Did you buy the Indie Royale May Hurray bundle? I certainly hope you did. Not only would you have snagged a copy of the superb Dungeon Defenders, but you'll also have a shiny new .exe for Weird Worlds: Return To Infinite Space. This unassuming little title presents an infinitely replayable adventure through a randomised galaxy, letting you live out your own epic space opera in twenty minutes or less.
What you might not know, however, is that it's the sequel to Strange Adventures In Infinite Space, which delighted those who first played it nearly a decade ago (though the word "return" was probably a dead giveaway). SAIS, as it's usually known, allowed us explore strange new worlds, seek out new civilisations, loot advanced technology and blow up entire fleets... in our lunch hour.
Digital Eel had a remarkably simple idea when it came to developing SAIS: delivering the randomisation, infinite replayability and quick permanent deaths of a roguelike, but with the depth and scope of Elite. To this end, players assume the role of a down-on-their luck, unemployed space captain who's presented with the chance of a lifetime. Shady kingpin Lextor Mucron needs someone crazy enough to take a ship into the Purple Void, explore its uncharted planets and return laden with exotic artefacts and creatures. But he needs you to take a loan out on the ship first.

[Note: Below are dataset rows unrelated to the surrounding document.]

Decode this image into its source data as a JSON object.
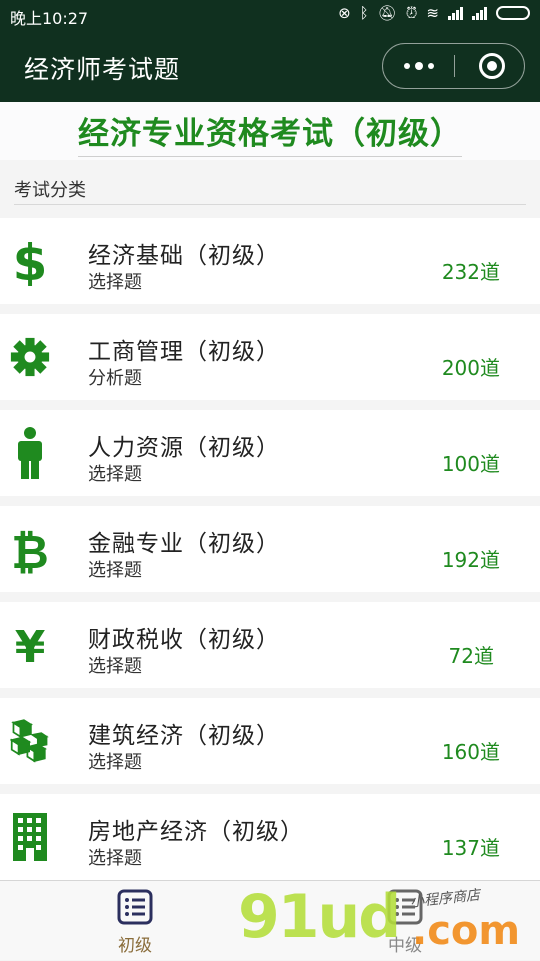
{
  "status_bar": {
    "time": "晚上10:27"
  },
  "nav": {
    "title": "经济师考试题"
  },
  "banner": {
    "title": "经济专业资格考试（初级）"
  },
  "section": {
    "label": "考试分类"
  },
  "categories": [
    {
      "name": "经济基础（初级）",
      "type": "选择题",
      "count": "232道",
      "icon": "dollar-icon"
    },
    {
      "name": "工商管理（初级）",
      "type": "分析题",
      "count": "200道",
      "icon": "gear-icon"
    },
    {
      "name": "人力资源（初级）",
      "type": "选择题",
      "count": "100道",
      "icon": "person-icon"
    },
    {
      "name": "金融专业（初级）",
      "type": "选择题",
      "count": "192道",
      "icon": "bitcoin-icon"
    },
    {
      "name": "财政税收（初级）",
      "type": "选择题",
      "count": "72道",
      "icon": "yen-icon"
    },
    {
      "name": "建筑经济（初级）",
      "type": "选择题",
      "count": "160道",
      "icon": "cubes-icon"
    },
    {
      "name": "房地产经济（初级）",
      "type": "选择题",
      "count": "137道",
      "icon": "building-icon"
    }
  ],
  "tabs": [
    {
      "label": "初级",
      "icon": "list-icon",
      "active": true
    },
    {
      "label": "中级",
      "icon": "list-icon",
      "active": false
    }
  ],
  "watermark": {
    "brand": "91ud",
    "domain": ".com",
    "slogan": "小程序商店"
  },
  "colors": {
    "navbar": "#10301f",
    "accent_green": "#1f8a1f",
    "active_tab": "#8a6d3b"
  }
}
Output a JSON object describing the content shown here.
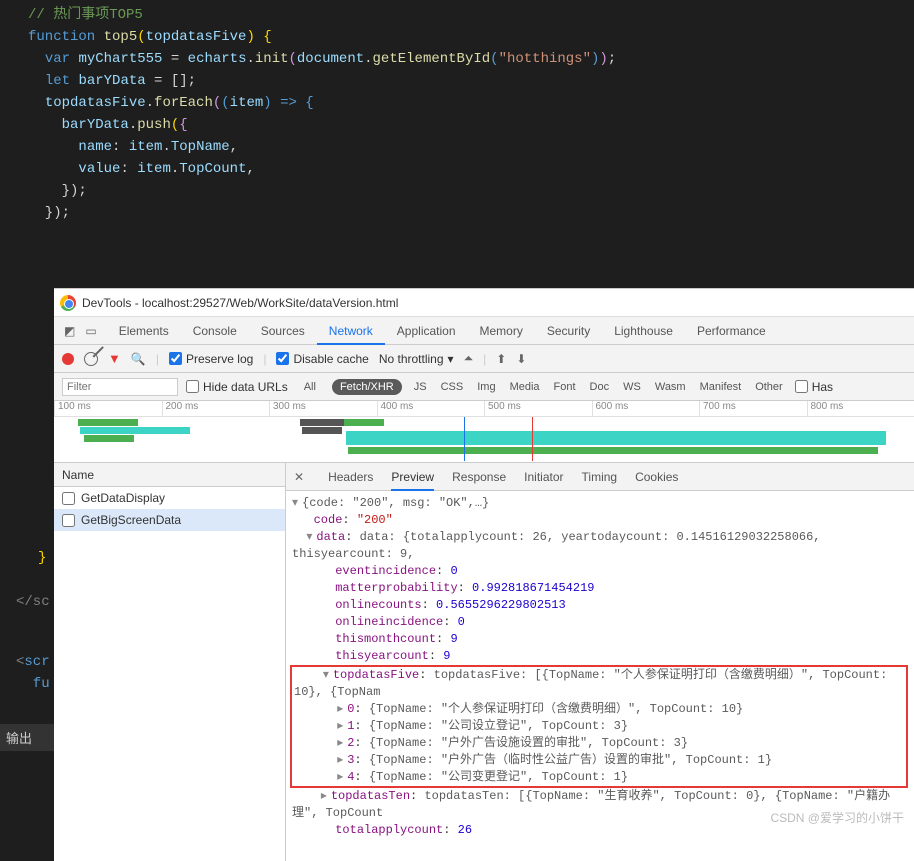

Should you return before your five year mission is over (about 15-20 minutes all told), Mucron offsets your cargo against the loan, presenting you with a profit or loss that's translated into a scoreline. Maybe, next time, you'll get a bigger haul. Or fall prey to a star-killing menace from beyond the pale.
Each playthrough contained as much depth and as many twists as many games do in their entire campaigns. The randomly generated universe teems with planets to travel to, nebulae to navigate and back holes to avoid, with worlds providing an array of items to acquire. Sometimes we'd happen across a relic of an ancient emperor who makes an entire race bow to our will, or spend several days tracking down a rare and bizarre animal. A dizzying array of weapons, shields and gadgets turned our starting ship into a intergalactic powerhouse, packing more powerful engines to cover more ground within the time limit. Perhaps an alien wingman would even offer to join our flotilla, lending their ships to the cause. There was always something new to see and do, making every playthrough completely unique.
Not every encounter was so generous, however. SAIS even had plenty of deep yet streamlined inter-ship combat, which brought players into direct competition with warlike space barbarians, mechanical Tan-Ru and abstract, spiritual spacefaring rays. We had full real-time control over our flotillas, with freedom to plan strategies and vectors on a 2D plane, providing major tactical depth in less than a minute of gameplay time.
Of course, oftentimes, we wouldn't make it back. The randomised galaxies were frequently just too difficult, miring us in enormous battles without powerful ship upgrades or sometimes just popping a black hole or two in the way. But with such a short play time and a persistent high score table, each defeat was a self-contained story, and one that just spurred us onwards to bigger and better things.
SAIS only had one major problem: a $20 price tag. This was arguably too much for a graphically primitive indie game (even by 2002 standards), and thus became a cult classic rather than a ubiquitous heavy hitter. Now, though it's free to download on PC and Mac, while the the poorly-optimised iOS version is available on the App Store. And with luck, you'll now be the proud owner of its superior sequel. You did buy the bundle, right?